Kansas and Missouri passed open-carry laws last year. Advocates are working to build support in other legislatures and courts: Last week, after a Florida appeals court upheld the state's ban on open carry, activists vowed to appeal.
It is legal in Texas to openly carry rifles and other long guns. But Texas barred the open carrying of handguns 125 years ago, in the wake of the Civil War, as a way to disarm Confederate sympathizers.
More than two dozen gun-related bills have been filed in Texas this legislative session. One would allow adults to publicly tote a pistol without a license; another would require them to pass the same criminal background check for a concealed handgun license.
Rep. Jonathan Stickland, a Fort Worth-area Republican, proposed the unlicensed open-carry proposal, which he calls “constitutional carry.”
He described the incident in Nevárez's office as “unfortunate” (afterward, he wore an “I am Poncho” sticker). But he said restricting gun rights is offensive, too. “Texans are shocked when they hear places like Vermont have more rights than we do,” Stickland said.
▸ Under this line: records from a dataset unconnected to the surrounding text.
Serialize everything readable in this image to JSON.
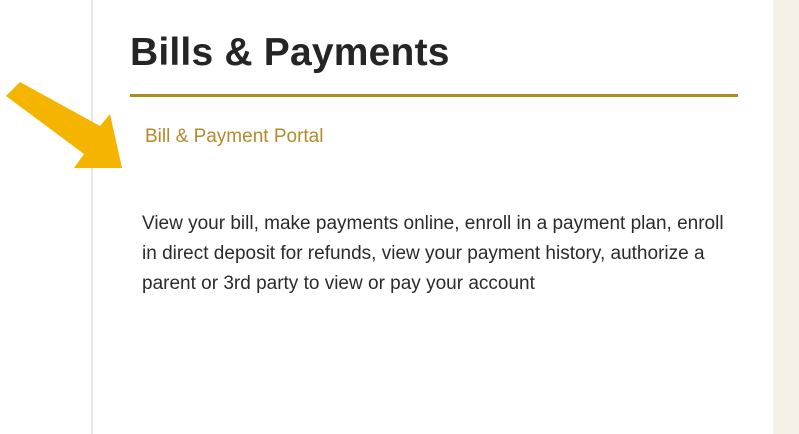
{
  "section": {
    "title": "Bills & Payments",
    "link_label": "Bill & Payment Portal",
    "description": "View your bill, make payments online, enroll in a payment plan, enroll in direct deposit for refunds, view your payment history, authorize a parent or 3rd party to view or pay your account"
  },
  "annotation": {
    "icon": "arrow-right-down-icon",
    "color": "#f4b400"
  },
  "colors": {
    "title_text": "#252525",
    "underline": "#b08a1e",
    "link": "#b5892a",
    "body_text": "#2b2b2b",
    "side_panel": "#f6f1e7"
  }
}
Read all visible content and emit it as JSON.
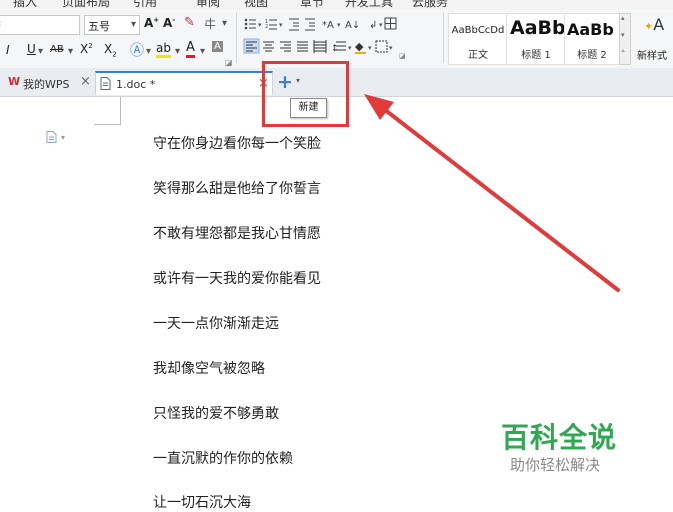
{
  "menu": {
    "items": [
      "插入",
      "页面布局",
      "引用",
      "审阅",
      "视图",
      "章节",
      "开发工具",
      "云服务"
    ]
  },
  "ribbon": {
    "font_size": "五号",
    "styles": [
      {
        "sample": "AaBbCcDd",
        "name": "正文"
      },
      {
        "sample": "AaBb",
        "name": "标题 1"
      },
      {
        "sample": "AaBb",
        "name": "标题 2"
      }
    ],
    "new_style_label": "新样式"
  },
  "tabs": {
    "mywps_label": "我的WPS",
    "doc_label": "1.doc *"
  },
  "tooltip": {
    "text": "新建"
  },
  "document": {
    "lines": [
      "守在你身边看你每一个笑脸",
      "笑得那么甜是他给了你誓言",
      "不敢有埋怨都是我心甘情愿",
      "或许有一天我的爱你能看见",
      "一天一点你渐渐走远",
      "我却像空气被忽略",
      "只怪我的爱不够勇敢",
      "一直沉默的作你的依赖",
      "让一切石沉大海"
    ]
  },
  "watermark": {
    "title": "百科全说",
    "subtitle": "助你轻松解决"
  },
  "colors": {
    "highlight": "#e03a3a",
    "accent": "#3b7ddd",
    "watermark_green": "#2fa84f"
  }
}
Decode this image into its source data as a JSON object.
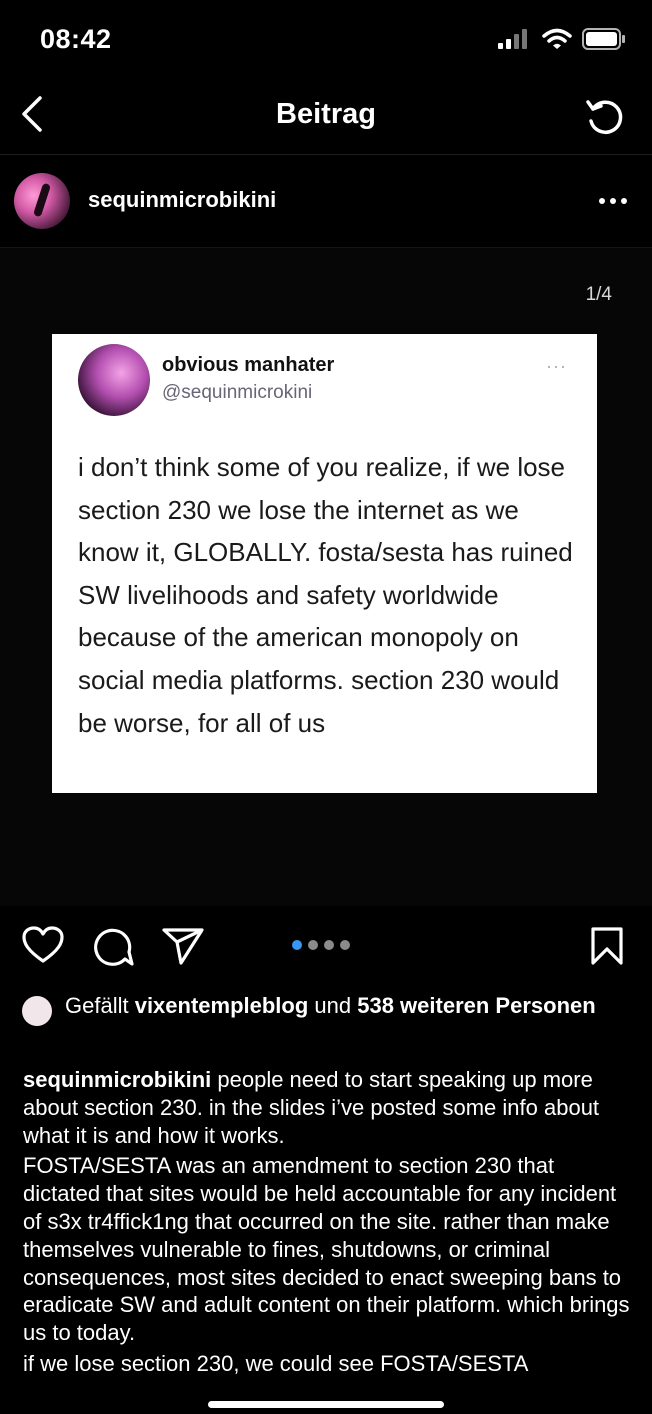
{
  "status": {
    "time": "08:42"
  },
  "nav": {
    "title": "Beitrag"
  },
  "post": {
    "username": "sequinmicrobikini",
    "slide_counter": "1/4",
    "tweet": {
      "name": "obvious manhater",
      "handle": "@sequinmicrokini",
      "more": "···",
      "text": "i don’t think some of you realize, if we lose section 230 we lose the internet as we know it, GLOBALLY. fosta/sesta has ruined SW livelihoods and safety worldwide because of the american monopoly on social media platforms. section 230 would be worse, for all of us"
    },
    "likes": {
      "prefix": "Gefällt ",
      "user": "vixentempleblog",
      "middle": " und ",
      "count": "538 weiteren",
      "suffix": " Personen"
    },
    "caption": {
      "user": "sequinmicrobikini",
      "p1": " people need to start speaking up more about section 230. in the slides i’ve posted some info about what it is and how it works.",
      "p2": "FOSTA/SESTA was an amendment to section 230 that dictated that sites would be held accountable for any incident of s3x tr4ffick1ng that occurred on the site. rather than make themselves vulnerable to fines, shutdowns, or criminal consequences, most sites decided to enact sweeping bans to eradicate SW and adult content on their platform. which brings us to today.",
      "p3": "if we lose section 230, we could see FOSTA/SESTA"
    }
  },
  "icons": {
    "signal": "signal-icon",
    "wifi": "wifi-icon",
    "battery": "battery-icon",
    "back": "chevron-left-icon",
    "refresh": "refresh-icon",
    "more": "more-horizontal-icon",
    "like": "heart-icon",
    "comment": "comment-icon",
    "share": "paper-plane-icon",
    "save": "bookmark-icon"
  },
  "carousel": {
    "count": 4,
    "active": 1
  },
  "colors": {
    "background": "#000000",
    "accent": "#3897f0"
  }
}
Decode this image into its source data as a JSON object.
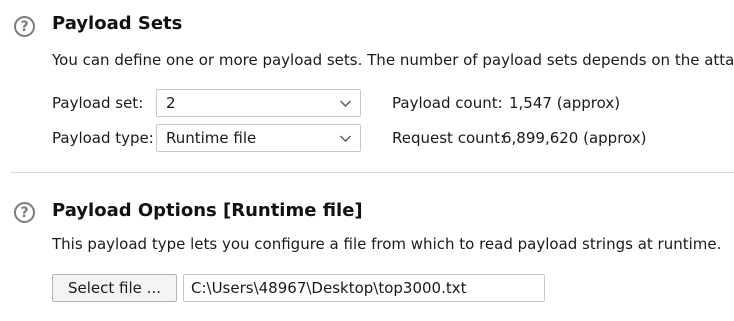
{
  "payload_sets": {
    "title": "Payload Sets",
    "description": "You can define one or more payload sets. The number of payload sets depends on the attack t",
    "payload_set_label": "Payload set:",
    "payload_set_value": "2",
    "payload_type_label": "Payload type:",
    "payload_type_value": "Runtime file",
    "payload_count_label": "Payload count:",
    "payload_count_value": "1,547 (approx)",
    "request_count_label": "Request count:",
    "request_count_value": "6,899,620 (approx)"
  },
  "payload_options": {
    "title": "Payload Options [Runtime file]",
    "description": "This payload type lets you configure a file from which to read payload strings at runtime.",
    "select_file_label": "Select file ...",
    "file_path_value": "C:\\Users\\48967\\Desktop\\top3000.txt"
  },
  "icons": {
    "help": "question-circle-icon",
    "dropdown": "chevron-down-icon"
  }
}
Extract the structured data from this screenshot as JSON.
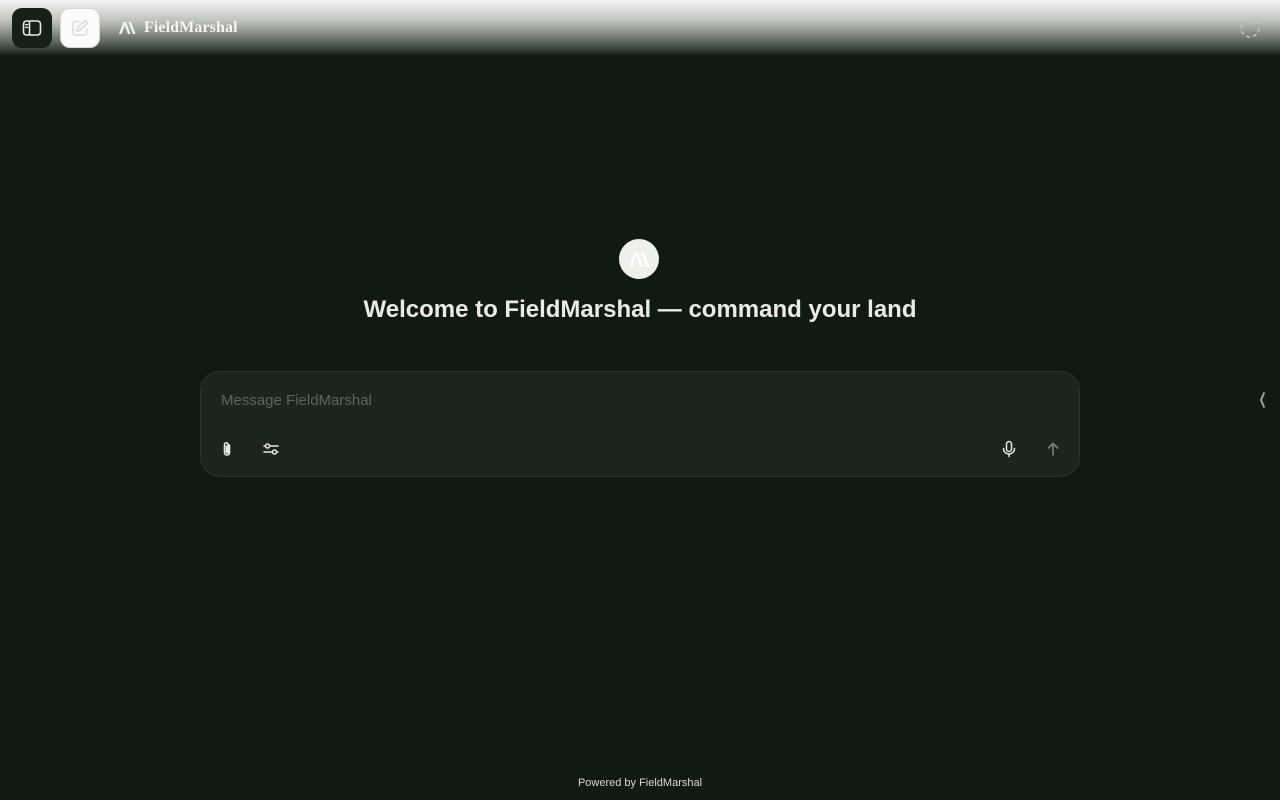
{
  "header": {
    "brand_name": "FieldMarshal",
    "sidebar_toggle_icon": "sidebar-icon",
    "new_chat_icon": "edit-icon",
    "loading_icon": "loading-spinner-icon"
  },
  "main": {
    "avatar_icon": "brand-logo-icon",
    "welcome_title": "Welcome to FieldMarshal — command your land"
  },
  "composer": {
    "placeholder": "Message FieldMarshal",
    "value": "",
    "attach_icon": "paperclip-icon",
    "tools_icon": "sliders-icon",
    "mic_icon": "microphone-icon",
    "send_icon": "arrow-up-icon"
  },
  "footer": {
    "text": "Powered by FieldMarshal"
  },
  "colors": {
    "background": "#111a12",
    "composer_bg": "#1c251d",
    "text_primary": "#e9ebe6",
    "placeholder": "#5d665d"
  }
}
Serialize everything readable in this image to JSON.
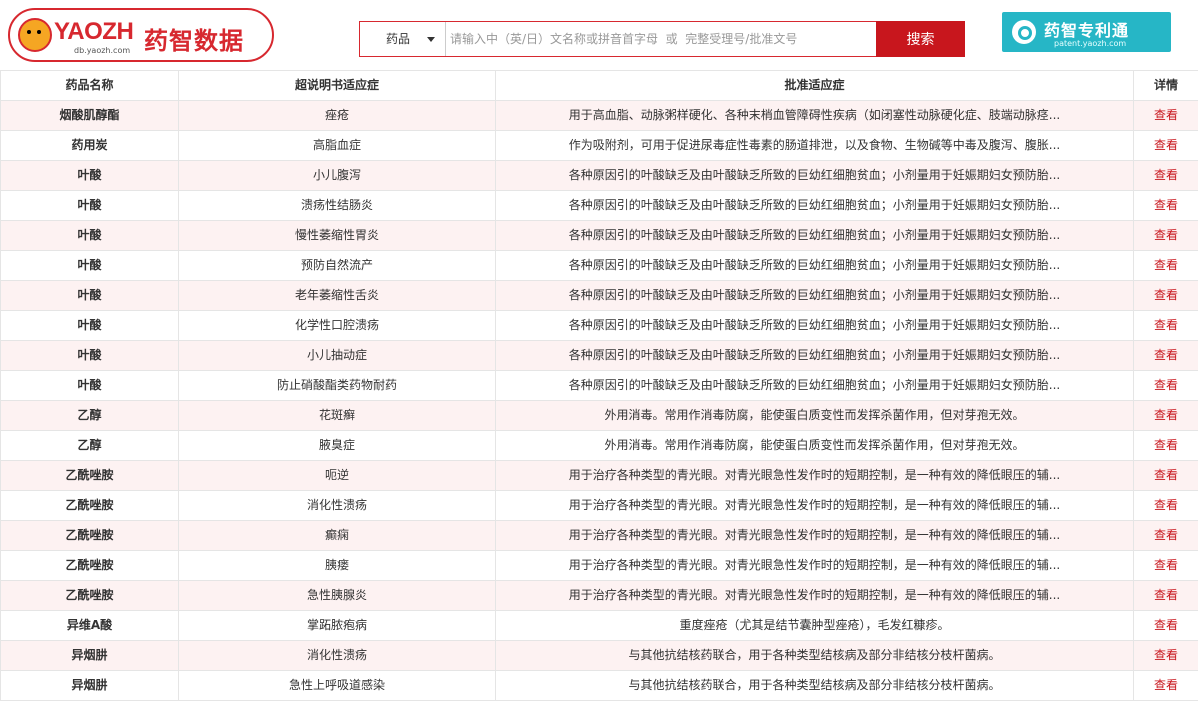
{
  "header": {
    "logo_text": "YAOZH",
    "logo_domain": "db.yaozh.com",
    "logo_cn": "药智数据",
    "patent_cn": "药智专利通",
    "patent_domain": "patent.yaozh.com"
  },
  "search": {
    "category": "药品",
    "placeholder": "请输入中（英/日）文名称或拼音首字母  或  完整受理号/批准文号",
    "button": "搜索"
  },
  "table": {
    "columns": [
      "药品名称",
      "超说明书适应症",
      "批准适应症",
      "详情"
    ],
    "detail_label": "查看",
    "rows": [
      {
        "name": "烟酸肌醇酯",
        "off_label": "痤疮",
        "approved": "用于高血脂、动脉粥样硬化、各种末梢血管障碍性疾病（如闭塞性动脉硬化症、肢端动脉痉..."
      },
      {
        "name": "药用炭",
        "off_label": "高脂血症",
        "approved": "作为吸附剂，可用于促进尿毒症性毒素的肠道排泄，以及食物、生物碱等中毒及腹泻、腹胀..."
      },
      {
        "name": "叶酸",
        "off_label": "小儿腹泻",
        "approved": "各种原因引的叶酸缺乏及由叶酸缺乏所致的巨幼红细胞贫血；小剂量用于妊娠期妇女预防胎..."
      },
      {
        "name": "叶酸",
        "off_label": "溃疡性结肠炎",
        "approved": "各种原因引的叶酸缺乏及由叶酸缺乏所致的巨幼红细胞贫血；小剂量用于妊娠期妇女预防胎..."
      },
      {
        "name": "叶酸",
        "off_label": "慢性萎缩性胃炎",
        "approved": "各种原因引的叶酸缺乏及由叶酸缺乏所致的巨幼红细胞贫血；小剂量用于妊娠期妇女预防胎..."
      },
      {
        "name": "叶酸",
        "off_label": "预防自然流产",
        "approved": "各种原因引的叶酸缺乏及由叶酸缺乏所致的巨幼红细胞贫血；小剂量用于妊娠期妇女预防胎..."
      },
      {
        "name": "叶酸",
        "off_label": "老年萎缩性舌炎",
        "approved": "各种原因引的叶酸缺乏及由叶酸缺乏所致的巨幼红细胞贫血；小剂量用于妊娠期妇女预防胎..."
      },
      {
        "name": "叶酸",
        "off_label": "化学性口腔溃疡",
        "approved": "各种原因引的叶酸缺乏及由叶酸缺乏所致的巨幼红细胞贫血；小剂量用于妊娠期妇女预防胎..."
      },
      {
        "name": "叶酸",
        "off_label": "小儿抽动症",
        "approved": "各种原因引的叶酸缺乏及由叶酸缺乏所致的巨幼红细胞贫血；小剂量用于妊娠期妇女预防胎..."
      },
      {
        "name": "叶酸",
        "off_label": "防止硝酸酯类药物耐药",
        "approved": "各种原因引的叶酸缺乏及由叶酸缺乏所致的巨幼红细胞贫血；小剂量用于妊娠期妇女预防胎..."
      },
      {
        "name": "乙醇",
        "off_label": "花斑癣",
        "approved": "外用消毒。常用作消毒防腐，能使蛋白质变性而发挥杀菌作用，但对芽孢无效。"
      },
      {
        "name": "乙醇",
        "off_label": "腋臭症",
        "approved": "外用消毒。常用作消毒防腐，能使蛋白质变性而发挥杀菌作用，但对芽孢无效。"
      },
      {
        "name": "乙酰唑胺",
        "off_label": "呃逆",
        "approved": "用于治疗各种类型的青光眼。对青光眼急性发作时的短期控制，是一种有效的降低眼压的辅..."
      },
      {
        "name": "乙酰唑胺",
        "off_label": "消化性溃疡",
        "approved": "用于治疗各种类型的青光眼。对青光眼急性发作时的短期控制，是一种有效的降低眼压的辅..."
      },
      {
        "name": "乙酰唑胺",
        "off_label": "癫痫",
        "approved": "用于治疗各种类型的青光眼。对青光眼急性发作时的短期控制，是一种有效的降低眼压的辅..."
      },
      {
        "name": "乙酰唑胺",
        "off_label": "胰瘘",
        "approved": "用于治疗各种类型的青光眼。对青光眼急性发作时的短期控制，是一种有效的降低眼压的辅..."
      },
      {
        "name": "乙酰唑胺",
        "off_label": "急性胰腺炎",
        "approved": "用于治疗各种类型的青光眼。对青光眼急性发作时的短期控制，是一种有效的降低眼压的辅..."
      },
      {
        "name": "异维A酸",
        "off_label": "掌跖脓疱病",
        "approved": "重度痤疮（尤其是结节囊肿型痤疮），毛发红糠疹。"
      },
      {
        "name": "异烟肼",
        "off_label": "消化性溃疡",
        "approved": "与其他抗结核药联合，用于各种类型结核病及部分非结核分枝杆菌病。"
      },
      {
        "name": "异烟肼",
        "off_label": "急性上呼吸道感染",
        "approved": "与其他抗结核药联合，用于各种类型结核病及部分非结核分枝杆菌病。"
      }
    ]
  }
}
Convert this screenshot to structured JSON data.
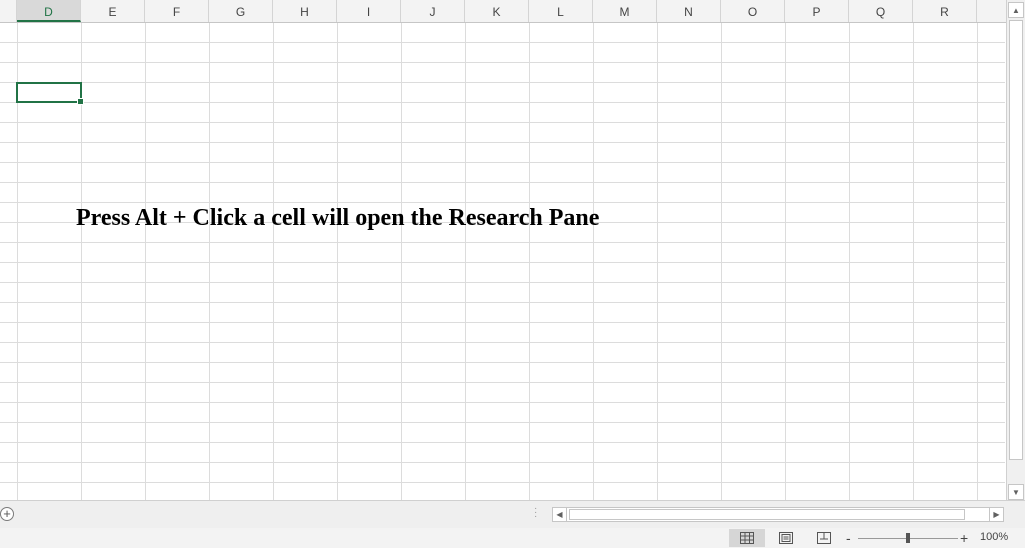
{
  "columns": [
    "D",
    "E",
    "F",
    "G",
    "H",
    "I",
    "J",
    "K",
    "L",
    "M",
    "N",
    "O",
    "P",
    "Q",
    "R"
  ],
  "active_column": "D",
  "overlay_text": "Press Alt + Click a cell will open the Research Pane",
  "zoom": {
    "minus_label": "-",
    "plus_label": "+",
    "level": "100%"
  },
  "icons": {
    "add_sheet": "plus-circle-icon",
    "scroll_up": "triangle-up-icon",
    "scroll_down": "triangle-down-icon",
    "scroll_left": "triangle-left-icon",
    "scroll_right": "triangle-right-icon",
    "normal_view": "grid-view-icon",
    "page_layout": "page-layout-icon",
    "page_break": "page-break-icon"
  },
  "colors": {
    "accent": "#217346",
    "gridline": "#dcdcdc",
    "header_bg": "#f3f3f3"
  }
}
Lt. Gov. Dan Patrick, a tea party Republican, met last month with Kory Watkins, one of the activists who confronted Nevárez, and afterward referred both open-carry proposals to committee, fast-tracking them along with “campus carry” legislation that would allow concealed handgun licensees to bring their guns to universities.
Watkins, leader of Open Carry Tarrant County, has drawn criticism for accusing lawmakers who oppose open carry of treason, which they interpreted as a threat.
Earlier this month, after a nearly eight-hour public hearing that included testimony from a slew of opponents and supporters, a state Senate committee approved the proposals for campus carry and open carry for those with licenses.
Austin Police Chief Art Acevedo was among those who testified against open-carry proposals, saying they would place a burden on police, who would have to be retrained and would likely have to respond to more calls involving guns.
Watkins was among those testifying for the unrestricted open-carry proposal, noting afterward that once the state requires a license, “You no longer have a right — you're asking for a privilege.”
Republican Gov. Greg Abbott has said open-carry legislation is likely to pass. In his state of the state address this month, Abbott vowed to “expand liberty in Texas by signing a law that makes Texas the 45th state to allow open carry.”
Opponents said gun rights activists' behavior shows they can't be trusted with open carry.
“This is not a reality show — this is real life, and these laws will have a real effect on the safety and sanity of our communities,” said Claire Larson, a veteran and former rifle instructor who represents the Texas Chapter of Moms Demand Action for Gun Sense in America.
“There are too many safety concerns for us,” Larson said. “We don't want to be at the playground or the grocery store and have to make a split-second decision — is that a good guy with a gun or a bad guy?”
Nevárez, the Eagle Pass Democrat, said he wasn't opposed to all open-carry legislation, but the confrontation in his office convinced him that it would be irresponsible now. He criticized Patrick for changing his stance after meeting with the activists.
“If they had come here another way, they might have found an ally,” Nevárez said, but now, “I don't want to reward bad behavior.”
Watkins countered, “The only bad behavior there was, was his. He took an oath to defend the Constitution.”
C.J. Grisham is president and founder of Open Carry Texas, a nearly 38,000-member group that helped draft the unlicensed open-carry proposal. He said all gun rights supporters shouldn't be judged by the actions of one group.
“To hold that against an entire movement is absurd,” Grisham said. “If people vote what Texas wants, we're going to get it.”